The public has a right to know that "a soccer star cheated on his wife with a lap-dancer and a blonde nanny", so The Sun informed its readers yesterday, neatly summarising this week's landmark privacy ruling by three appeal court judges led by the Lord Chief Justice, Lord Woolf. The important word here, it should be pointed out, is 'blonde'. You can work that out by playing a reverse version of the parlour game of Consequences and methodically doing a bit of word substitution.
For example, change "soccer star" – or millionaire soccer ace, as another account preferred – to "bus-driver" and the story loses not just quite a bit of its zip, if you'll pardon the pun, but also an implicit understanding that this is the kind of person that readers have the right to know about. Drop "lap-dancer" and insert "librarian" in its place and you strip away not just the titillation of exotic costumery but also a whole layer of implicit moral judgement. But is anything lost if you remove 'blonde" and discover that the nanny was in fact a brunette?
Neil Wallis, the editor of The Sunday People, which was fighting against an injunction to prevent it from naming the footballer, will no doubt be keen to defend the blonde connection. "The point of fundamental importance," he said, giving those outside the court the benefit of his legal understanding, "is that, if it is of interest to the public, you can pretty much take the view that it is in the public interest."
In the past it was a legal commonplace that "the public interest" was a good deal more than a synonym for "the kind of tat which sells tabloid newspapers", much as "the common good" is a far more profound concept than "what is best for most people".
In line with that, there was, perhaps, nothing that unexpected about remarks from Lord Woolf that "the existence of a free press is in itself desirable and so any interference with it has to be justified". Nor will many eyebrows be raised at his carefully weighed suggestion that a public figure is entitled to a private life, but must expect his or her actions to be more closely scrutinised by the media than those of lesser mortals.
What is perhaps more surprising is his caveat that "even trivial facts relating to a public figure can be of great interest to readers". Which brings us back to the blonde.

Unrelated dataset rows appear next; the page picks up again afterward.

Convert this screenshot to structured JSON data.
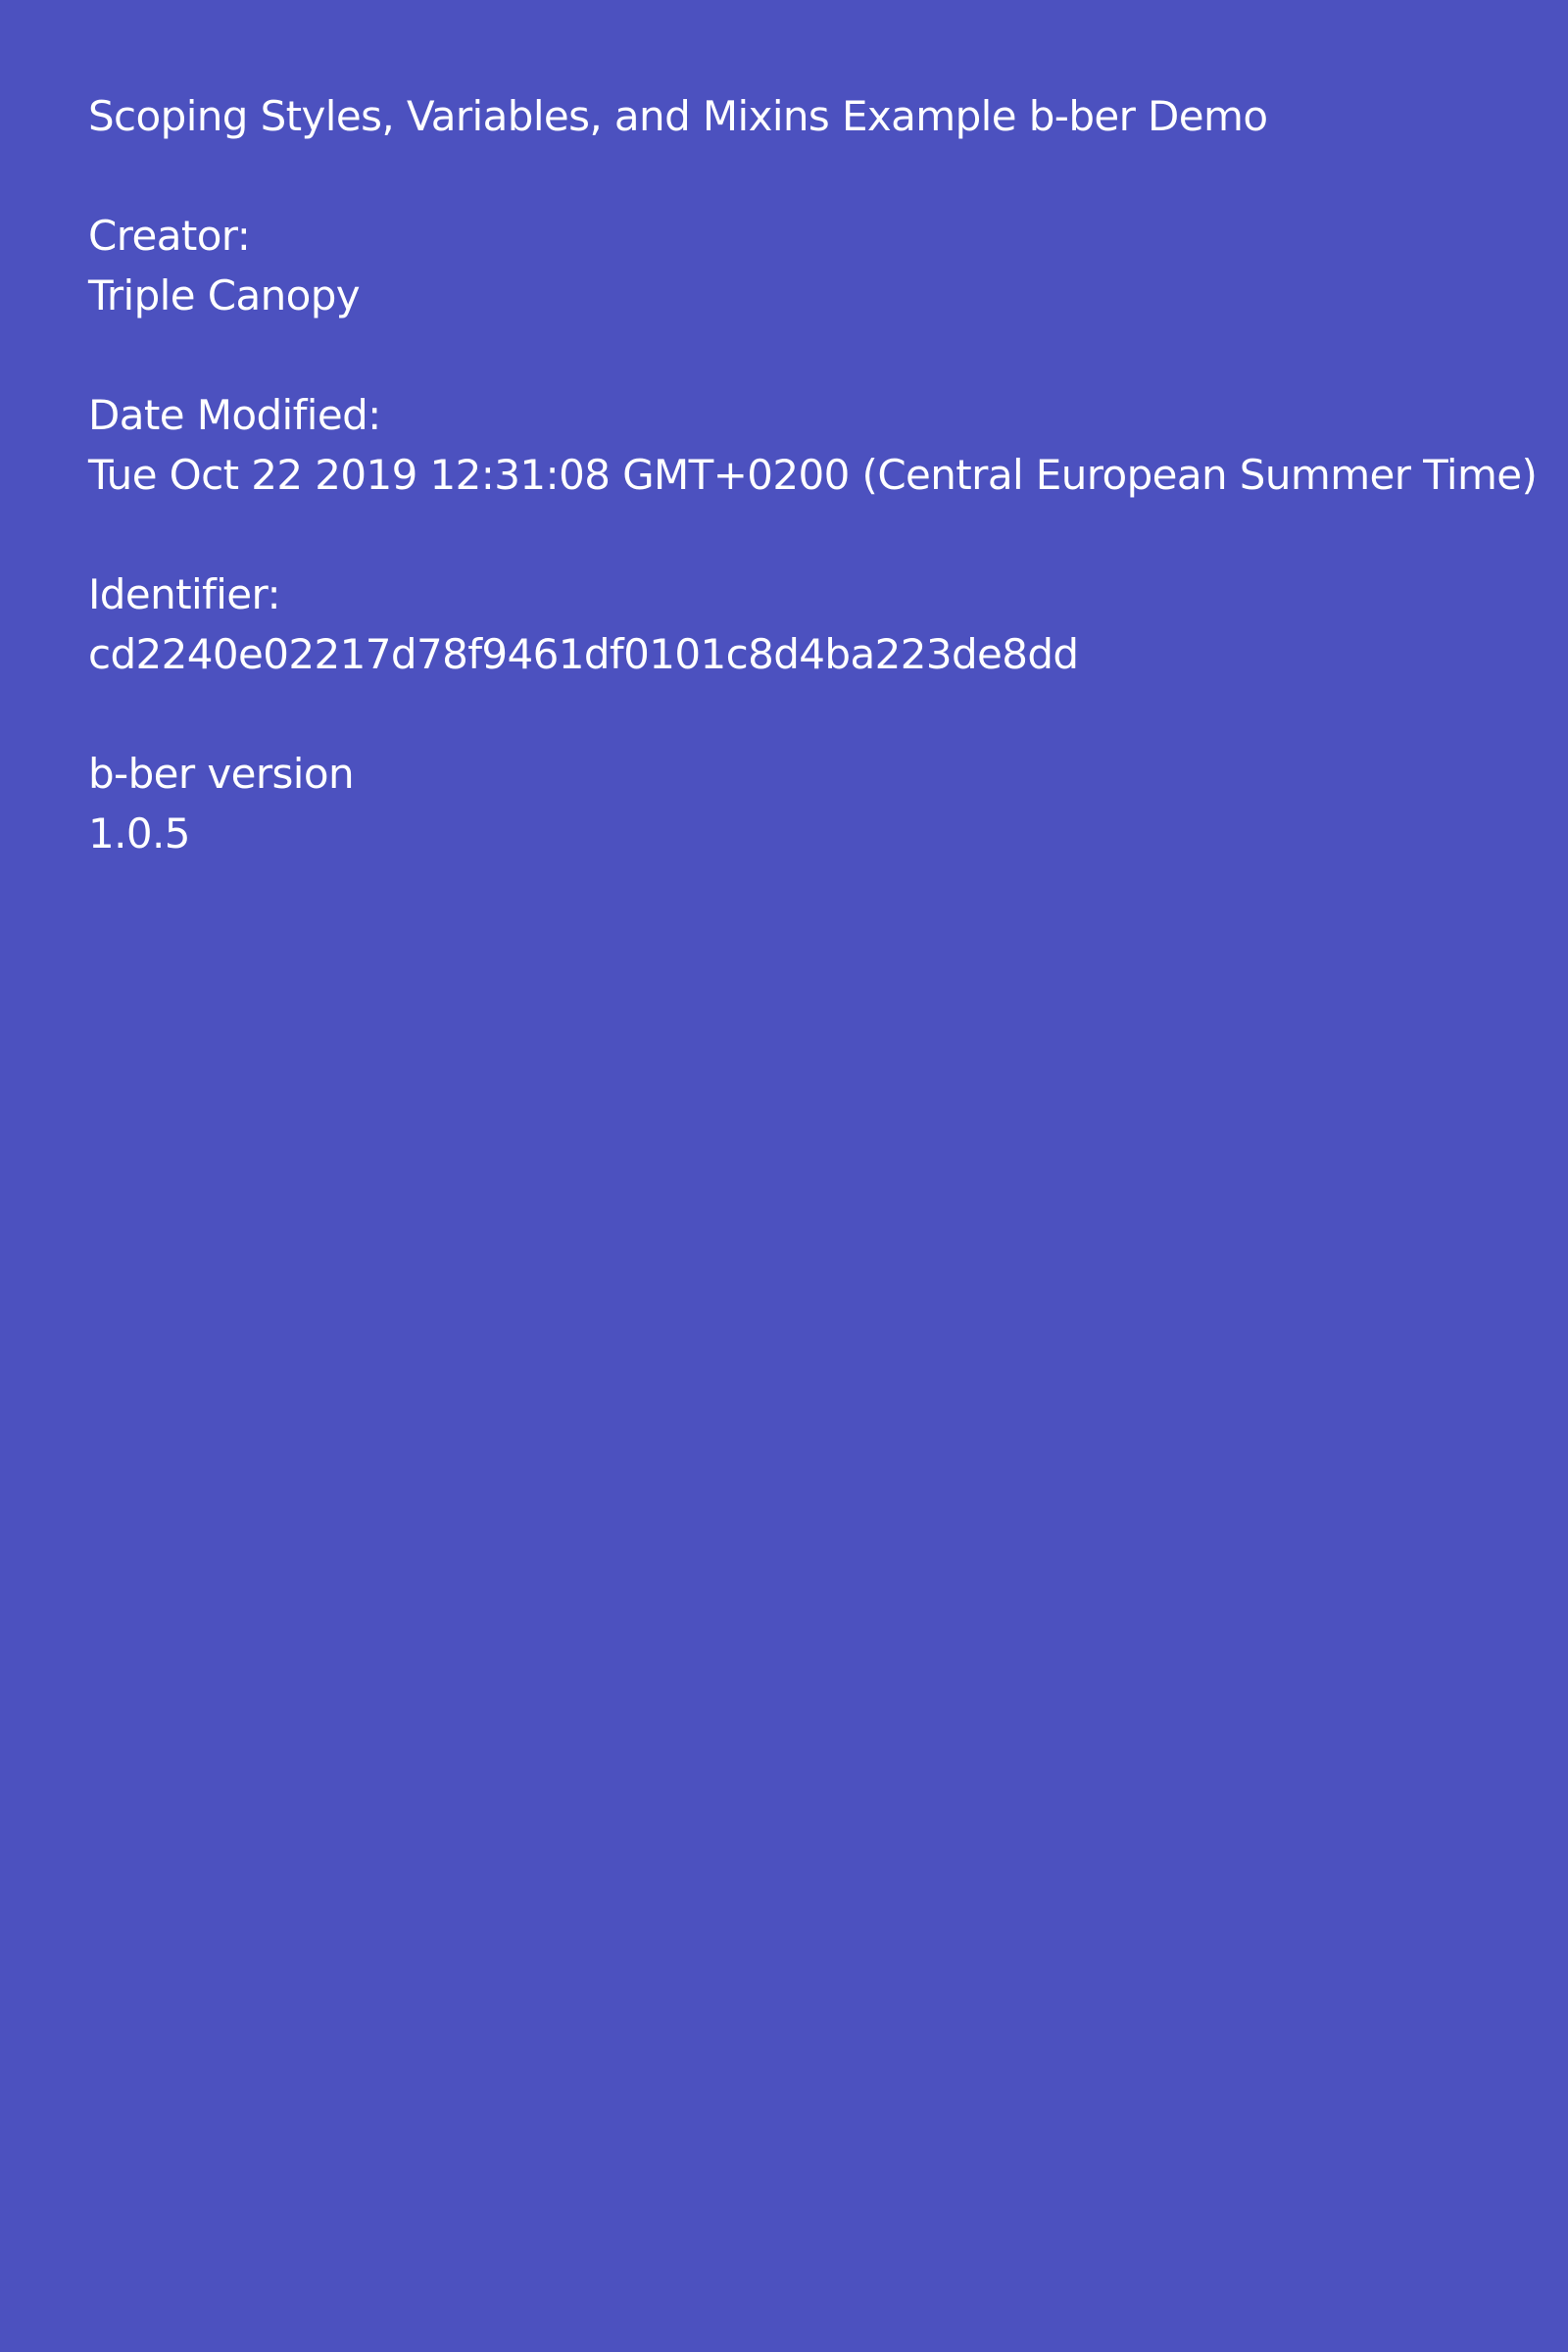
{
  "document": {
    "title": "Scoping Styles, Variables, and Mixins Example b-ber Demo",
    "fields": [
      {
        "label": "Creator:",
        "value": "Triple Canopy"
      },
      {
        "label": "Date Modified:",
        "value": "Tue Oct 22 2019 12:31:08 GMT+0200 (Central European Summer Time)"
      },
      {
        "label": "Identifier:",
        "value": "cd2240e02217d78f9461df0101c8d4ba223de8dd"
      },
      {
        "label": "b-ber version",
        "value": "1.0.5"
      }
    ]
  },
  "colors": {
    "background": "#4c51bf",
    "text": "#ffffff"
  }
}
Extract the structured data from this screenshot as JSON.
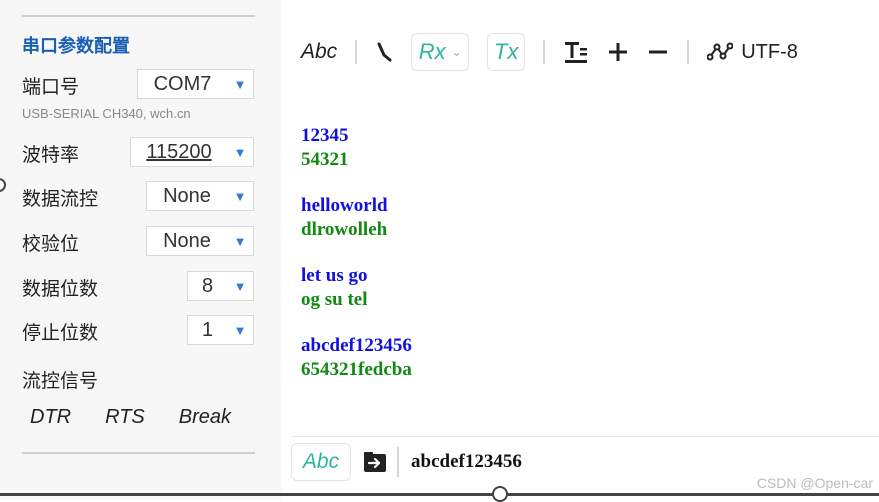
{
  "left_panel": {
    "section_title": "串口参数配置",
    "port": {
      "label": "端口号",
      "value": "COM7",
      "sub": "USB-SERIAL CH340, wch.cn"
    },
    "baud": {
      "label": "波特率",
      "value": "115200"
    },
    "flow": {
      "label": "数据流控",
      "value": "None"
    },
    "parity": {
      "label": "校验位",
      "value": "None"
    },
    "databits": {
      "label": "数据位数",
      "value": "8"
    },
    "stopbits": {
      "label": "停止位数",
      "value": "1"
    },
    "signals": {
      "label": "流控信号",
      "dtr": "DTR",
      "rts": "RTS",
      "brk": "Break"
    }
  },
  "toolbar": {
    "abc": "Abc",
    "rx": "Rx",
    "tx": "Tx",
    "encoding": "UTF-8"
  },
  "log": [
    {
      "tx": "12345",
      "rx": "54321"
    },
    {
      "tx": "helloworld",
      "rx": "dlrowolleh"
    },
    {
      "tx": "let us go",
      "rx": "og su tel"
    },
    {
      "tx": "abcdef123456",
      "rx": "654321fedcba"
    }
  ],
  "input": {
    "mode": "Abc",
    "value": "abcdef123456"
  },
  "watermark": "CSDN @Open-car",
  "colors": {
    "accent_blue": "#1a5fb4",
    "teal": "#2bb5a0",
    "tx_text": "#1010e0",
    "rx_text": "#108a10"
  }
}
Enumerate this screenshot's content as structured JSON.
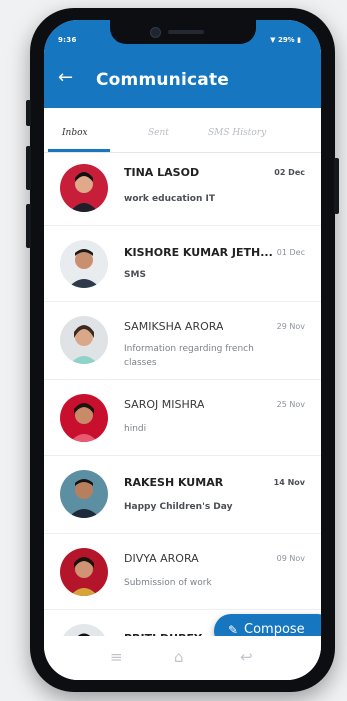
{
  "status_bar": {
    "time": "9:36",
    "right_status": "▼ 29% ▮"
  },
  "appbar": {
    "back_icon": "arrow-left-icon",
    "title": "Communicate"
  },
  "tabs": [
    {
      "label": "Inbox",
      "active": true
    },
    {
      "label": "Sent",
      "active": false
    },
    {
      "label": "SMS History",
      "active": false
    }
  ],
  "messages": [
    {
      "name": "TINA  LASOD",
      "date": "02 Dec",
      "snippet": "work education IT",
      "unread": true
    },
    {
      "name": "KISHORE KUMAR JETH...",
      "date": "01 Dec",
      "snippet": "SMS",
      "unread": true
    },
    {
      "name": "SAMIKSHA ARORA",
      "date": "29 Nov",
      "snippet": "Information regarding french classes",
      "unread": false
    },
    {
      "name": "SAROJ MISHRA",
      "date": "25 Nov",
      "snippet": "hindi",
      "unread": false
    },
    {
      "name": "RAKESH KUMAR",
      "date": "14 Nov",
      "snippet": "Happy Children's Day",
      "unread": true
    },
    {
      "name": "DIVYA ARORA",
      "date": "09 Nov",
      "snippet": "Submission of work",
      "unread": false
    },
    {
      "name": "PRITI DUBEY",
      "date": "",
      "snippet": "",
      "unread": true
    }
  ],
  "compose_button": {
    "icon": "pencil-icon",
    "label": "Compose"
  },
  "nav_bar": {
    "icons": [
      "menu-icon",
      "home-icon",
      "back-icon"
    ]
  },
  "colors": {
    "primary": "#1677c0",
    "phone_frame": "#0c0e12"
  }
}
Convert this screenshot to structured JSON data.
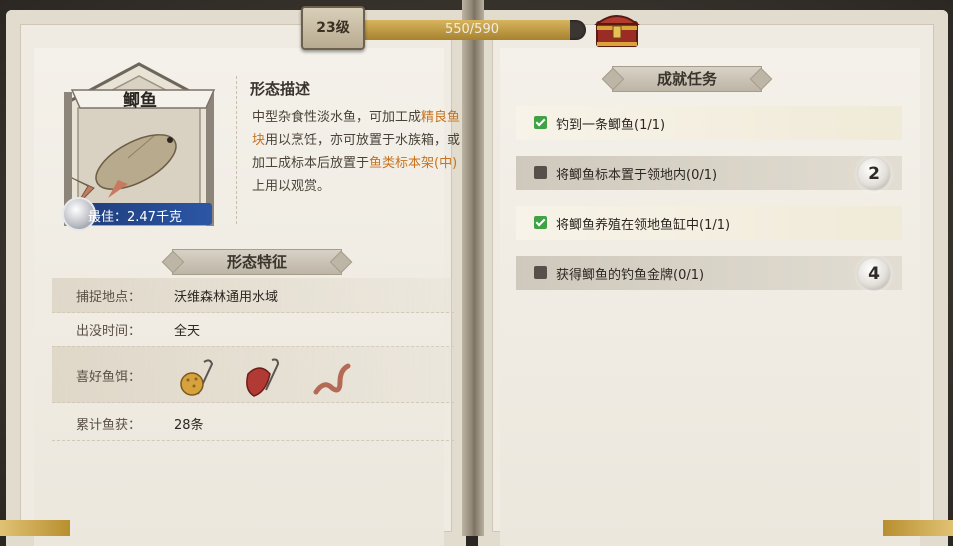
{
  "header": {
    "level_label": "23级",
    "xp_text": "550/590",
    "xp_progress": 0.932
  },
  "fish": {
    "name": "鲫鱼",
    "best_label": "最佳：2.47千克",
    "description_title": "形态描述",
    "description": {
      "part1": "中型杂食性淡水鱼，可加工成",
      "highlight1": "精良鱼块",
      "part2": "用以烹饪，亦可放置于水族箱，或加工成标本后放置于",
      "highlight2": "鱼类标本架(中)",
      "part3": "上用以观赏。"
    }
  },
  "features": {
    "title": "形态特征",
    "rows": [
      {
        "key": "捕捉地点：",
        "value": "沃维森林通用水域"
      },
      {
        "key": "出没时间：",
        "value": "全天"
      },
      {
        "key": "喜好鱼饵：",
        "value": ""
      },
      {
        "key": "累计鱼获：",
        "value": "28条"
      }
    ],
    "baits": [
      "corn-bait-icon",
      "meat-bait-icon",
      "worm-bait-icon"
    ]
  },
  "achievements": {
    "title": "成就任务",
    "quests": [
      {
        "text": "钓到一条鲫鱼(1/1)",
        "done": true,
        "reward": ""
      },
      {
        "text": "将鲫鱼标本置于领地内(0/1)",
        "done": false,
        "reward": "2"
      },
      {
        "text": "将鲫鱼养殖在领地鱼缸中(1/1)",
        "done": true,
        "reward": ""
      },
      {
        "text": "获得鲫鱼的钓鱼金牌(0/1)",
        "done": false,
        "reward": "4"
      }
    ]
  },
  "colors": {
    "highlight": "#c7731f",
    "check_done": "#3fa345",
    "badge_blue": "#2c56a5"
  }
}
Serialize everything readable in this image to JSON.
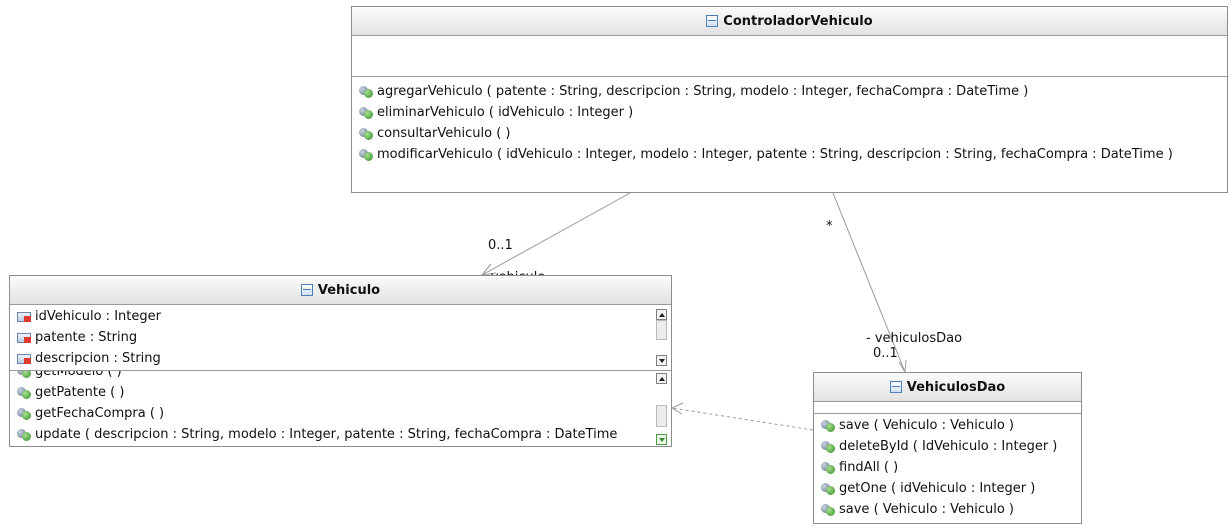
{
  "classes": {
    "controlador": {
      "name": "ControladorVehiculo",
      "operations": [
        "agregarVehiculo ( patente : String, descripcion : String, modelo : Integer, fechaCompra : DateTime )",
        "eliminarVehiculo ( idVehiculo : Integer )",
        "consultarVehiculo ( )",
        "modificarVehiculo ( idVehiculo : Integer, modelo : Integer, patente : String, descripcion : String, fechaCompra : DateTime )"
      ]
    },
    "vehiculo": {
      "name": "Vehiculo",
      "attributes": [
        "idVehiculo : Integer",
        "patente : String",
        "descripcion : String"
      ],
      "operations": [
        "getModelo ( )",
        "getPatente ( )",
        "getFechaCompra ( )",
        "update ( descripcion : String, modelo : Integer, patente : String, fechaCompra : DateTime"
      ]
    },
    "dao": {
      "name": "VehiculosDao",
      "operations": [
        "save ( Vehiculo : Vehiculo )",
        "deleteById ( IdVehiculo : Integer )",
        "findAll ( )",
        "getOne ( idVehiculo : Integer )",
        "save ( Vehiculo : Vehiculo )"
      ]
    }
  },
  "associations": {
    "ctrl_vehiculo": {
      "source_mult": "*",
      "target_mult": "0..1",
      "role": "- vehiculo"
    },
    "ctrl_dao": {
      "source_mult": "*",
      "target_mult": "0..1",
      "role": "- vehiculosDao"
    }
  },
  "icons": {
    "class": "class-icon",
    "operation": "operation-icon",
    "attribute": "attribute-icon"
  }
}
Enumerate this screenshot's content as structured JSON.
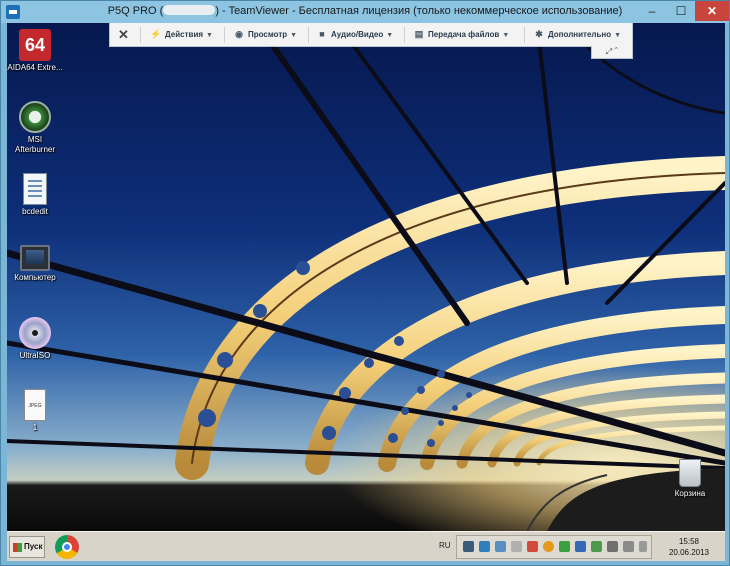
{
  "window": {
    "title_prefix": "P5Q PRO (",
    "title_suffix": ") - TeamViewer - Бесплатная лицензия (только некоммерческое использование)",
    "minimize_glyph": "–",
    "maximize_glyph": "☐",
    "close_glyph": "✕"
  },
  "toolbar": {
    "close_glyph": "✕",
    "actions_label": "Действия",
    "view_label": "Просмотр",
    "audio_video_label": "Аудио/Видео",
    "file_transfer_label": "Передача файлов",
    "extras_label": "Дополнительно",
    "dropdown_glyph": "▼",
    "collapse_glyph": "⌃",
    "fullscreen_glyph": "⤢"
  },
  "desktop_icons": [
    {
      "label": "AIDA64 Extre...",
      "icon": "aida64-icon"
    },
    {
      "label": "MSI Afterburner",
      "icon": "afterburner-icon"
    },
    {
      "label": "bcdedit",
      "icon": "document-icon"
    },
    {
      "label": "Компьютер",
      "icon": "computer-icon"
    },
    {
      "label": "UltraISO",
      "icon": "disc-icon"
    },
    {
      "label": "1",
      "icon": "jpeg-file-icon"
    },
    {
      "label": "Корзина",
      "icon": "recycle-bin-icon"
    }
  ],
  "aida_badge": "64",
  "jpeg_badge": "JPEG",
  "taskbar": {
    "start_label": "Пуск",
    "language": "RU",
    "time": "15:58",
    "date": "20.06.2013"
  },
  "colors": {
    "close_red": "#c7453d",
    "taskbar": "#d8d4c9",
    "titlebar": "#8cc4e2"
  }
}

It has to be said that the case which provoked all these philosophical considerations is a pretty unextraordinary one. We are not in the extravagantly overindulgent world of Footballers' Wives here. Instead, it's a seamy story about a seducer's lies and how champagne, flowers and Valentine's cards bought dirty weekends and sessions of bonking in borrowed flats, with only a stuffed toy tiger to add the vaguest of exotic tabloid touches.
This is not to say that private conduct doesn't have public consequences. But when a judge says "footballers are role models for young people and undesirable behaviour on their part can set an unfortunate example," I tend to think more of thugs like the Leeds United stars Lee Bowyer and Jonathan Woodgate, whose city-centre drinking spree ended with an Asian youth being savagely beaten by a marauding gang.
Not that I am defending our unnameable adulterer's behaviour. But the argument that a man who will lie to his wife will lie to the nation has clearly lost purchase in modern public life. Even Bill Clinton survived that one. An adulterer's wife may well have the right to know about his deceits but not necessarily the rest of us.
The point of fundamental importance, as a Sunday People editorial might put it, is something very different. What the Court of Appeal had before it – in what was effectively a balancing of Article 8 (the right to privacy) and Article 10 (the right to freedom of expression) in the new Human Rights Act – was the opportunity to begin the shaping of a new UK privacy law. In the event the judges bottled out. The courts could not act as censors or arbiters of taste, they insisted. That was the job of newspaper readers and the Press Complaints Commission.
The sad truth is that neither market forces nor self-regulation has provided an effective check on the intrusive excesses of the press here, even if it is deeply treacherous for a journalist to say so. Judges are far better placed to do that job, and if that means building a piecemeal body of case-law to determine when details are salacious, prurient and unnecessary that seems the lesser of evils.
Such a law might become an adulterer's charter. But Lord Woolf's alternative – "if newspapers do not publish information which the public is interested in, there will be fewer newspapers published – which will not be in the public interest" – amounts to a licence to print almost anything. The result, as circulation wars provoke a continued downward spiral in standards, could ultimately be far more pernicious. And it won't just be the blonde who suffers.Reuse content